Kissimmee loan officer charged with falsifying documents, bank fraud and identity theft
A loan officer is accused of a bizarre scheme to help homebuyers get bigger loans than they otherwise could have.
She was working for a mortgage company in Kissimmee at the time and later started her own business.
Court records show she is also accused of impersonating judges.
According to the federal indictment, she is charged with fabricating forged divorce documents, including forging the signatures of 9th Judicial Circuit judges and forging forged child support documents to give the impression that borrowers had more money than they actually had.
Evelisse Hernandez was a loan officer working in Kissimmee; now she faces federal charges, bank fraud and aggravated identity theft.
Channel 9 stopped by her home in Osceola County, and it appears she looked outside, then immediately locked the door and apparently didn’t want to talk about the case.
Federal prosecutors believe that while she was helping people get mortgages to buy homes, she was creating fake court documents, including marriage dissolution judgments.
They also allege that Hernandez fabricated false state documents showing the borrowers were receiving child support that they weren’t actually receiving.
Then she allegedly prepared loan applications with false information and falsified documents that would show borrowers were bringing in more money than they actually were.
In total, investigators believe she did this with more than 15 home loans and earned at least $130,000 over a year and a half from extra loan commissions.
A borrower told Channel 9 he was a first-time home buyer and trusted Hernandez.
He was surprised when federal investigators told him that Hernandez had created false documents showing he was divorced and receiving child support.
He told Channel 9 that he had young children and feared losing his home because of his alleged actions.
Hernandez is on bail pending trial.

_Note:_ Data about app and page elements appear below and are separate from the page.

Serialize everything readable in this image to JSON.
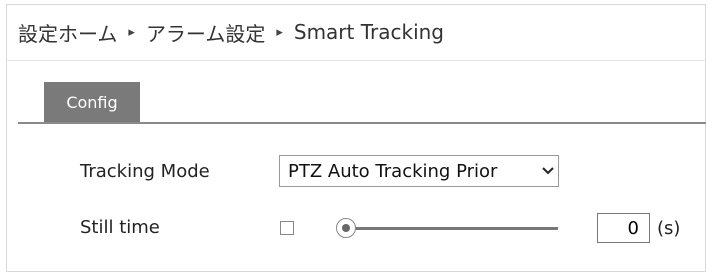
{
  "breadcrumb": {
    "items": [
      "設定ホーム",
      "アラーム設定",
      "Smart Tracking"
    ],
    "separator": "▸"
  },
  "tabs": [
    {
      "label": "Config",
      "active": true
    }
  ],
  "form": {
    "tracking_mode": {
      "label": "Tracking Mode",
      "value": "PTZ Auto Tracking Prior"
    },
    "still_time": {
      "label": "Still time",
      "checked": false,
      "slider_value": 0,
      "value": "0",
      "unit": "(s)"
    }
  },
  "colors": {
    "tab_bg": "#7a7a7a",
    "tab_text": "#ffffff",
    "tab_rule": "#8a8a8a"
  },
  "icons": {
    "select_arrow": "chevron-down-icon",
    "separator": "triangle-right-icon"
  }
}
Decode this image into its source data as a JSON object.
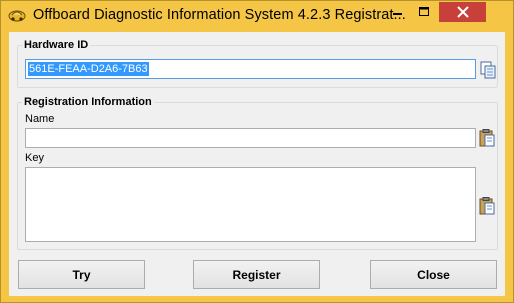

If convicted, she faces up to 30 years in prison for each count of bank fraud and an additional two years for the aggravated identity theft charges.